Swedish author and Director General of CERN new honorary doctors
24 December 2012
Two well-known personalities have been awarded the 2013 honorary doctorates by Lund University’s Faculty of Science. One is Fredrik Sjöberg, biologist and author, and the other Professor Rolf Heuer, Director General of the European Organisation for Nuclear Research, CERN.
Professor Rolf Heuer
Professor Rolf Heuer, Director General of CERN, is awarded the doctorate for his leadership of CERN, which has had a postive impact on science research and research studies at Lund University, and for his successful collaboration with Lund University physicists in his previous position at Universität Hamburg and at the DESY Laboratory.
For a number of years Lund University physicists have conducted particle physics research at the CERN laboratory outside Geneva.
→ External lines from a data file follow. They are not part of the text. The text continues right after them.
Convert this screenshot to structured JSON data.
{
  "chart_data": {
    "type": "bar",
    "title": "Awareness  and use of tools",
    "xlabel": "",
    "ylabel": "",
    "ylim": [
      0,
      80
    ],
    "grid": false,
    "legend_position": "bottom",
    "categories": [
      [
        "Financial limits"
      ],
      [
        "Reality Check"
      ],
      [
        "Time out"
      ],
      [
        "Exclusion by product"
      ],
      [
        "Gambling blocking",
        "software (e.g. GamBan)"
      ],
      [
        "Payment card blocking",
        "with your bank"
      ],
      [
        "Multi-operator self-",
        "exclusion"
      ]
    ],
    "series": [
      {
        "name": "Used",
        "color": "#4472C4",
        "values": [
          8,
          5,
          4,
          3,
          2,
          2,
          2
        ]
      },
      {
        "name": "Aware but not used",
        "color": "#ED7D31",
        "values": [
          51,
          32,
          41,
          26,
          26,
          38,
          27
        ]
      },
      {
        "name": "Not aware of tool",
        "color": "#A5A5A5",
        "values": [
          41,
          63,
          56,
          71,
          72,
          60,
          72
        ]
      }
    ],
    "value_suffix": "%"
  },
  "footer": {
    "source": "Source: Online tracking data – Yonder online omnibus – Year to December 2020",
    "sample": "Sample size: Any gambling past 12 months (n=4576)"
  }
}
The research is concerned with the structure of matter and the laws of nature, providing insights into the origins of the universe, dark matter in space and the successful hunt of the Higgs boson. Nuclear physicists are also active at CERN and engaged in research on exotic atomic nuclei produced in spallation reactions, i. e. the same kind of process that will be used at the European Spallation Source (ESS) in Lund.
“Our research and PhD programme in all these projects are highly dependent on how CERN works as an organisation. Rolf Heuer’s leadership of the organisation has been of crucial importance”, says Professor Torsten Åkesson at the Department of Physics, Lund University.
“Furthermore, science has benefited enormously from Rolf Heuer’s efforts to make knowledge of the origins of the universe accessible to the general public”, adds Professor Knut Deppert, Head of the Department of Physics at Lund University.
Professor Heuer started his academic career in particle physics and became a professor at Universität Hamburg in 1998. In 2004 he was appointed research director of the DESY Laboratory where Lund physicists have conducted research for many years. Four years ago he took up the position as Director General of CERN.
The other 2013 Lund University honorary doctorate in science is awarded to the biologist and author Fredrik Sjöberg. He is awarded the doctorate for making knowledge in biology widely accessible through several decades of writing. He writes on topics such as environmental issues and the significance of biodiversity and emphasises the role of curiosity and open-ended investigation of the mysteries of nature. The honorary doctorate makes the journey Fredrik Sjöberg started as a biology student at Lund University in 1978 come full circle.
“Fredrik Sjöberg’s career has given him a unique position in the literary landscape”, says Professor Christer Löfstedt, Head of the Department of Biology, Lund University.
His 2001 book on the insect collection of the Swedish poet and Nobel laureate Tomas Tranströmer (Tranströmerska insektsamlingen från Runmarö) made Sjöberg find a style of writing that reached a wide and expanding audience, not least abroad. His decisive breakthrough came three years later with Flugfällan (The Fly Trap), which was to turn out the first volume of a semi-autobiographical trilogy based in science. Fredrik Sjöberg has been awarded a number of literary prizes, one of which is the 2012 John Landquist prize, awarded by the literary society De Nio.
“Fredrik Sjöberg typically mixes high and low, art and science, often adopting a biographical stance”, says Christer Löfstedt.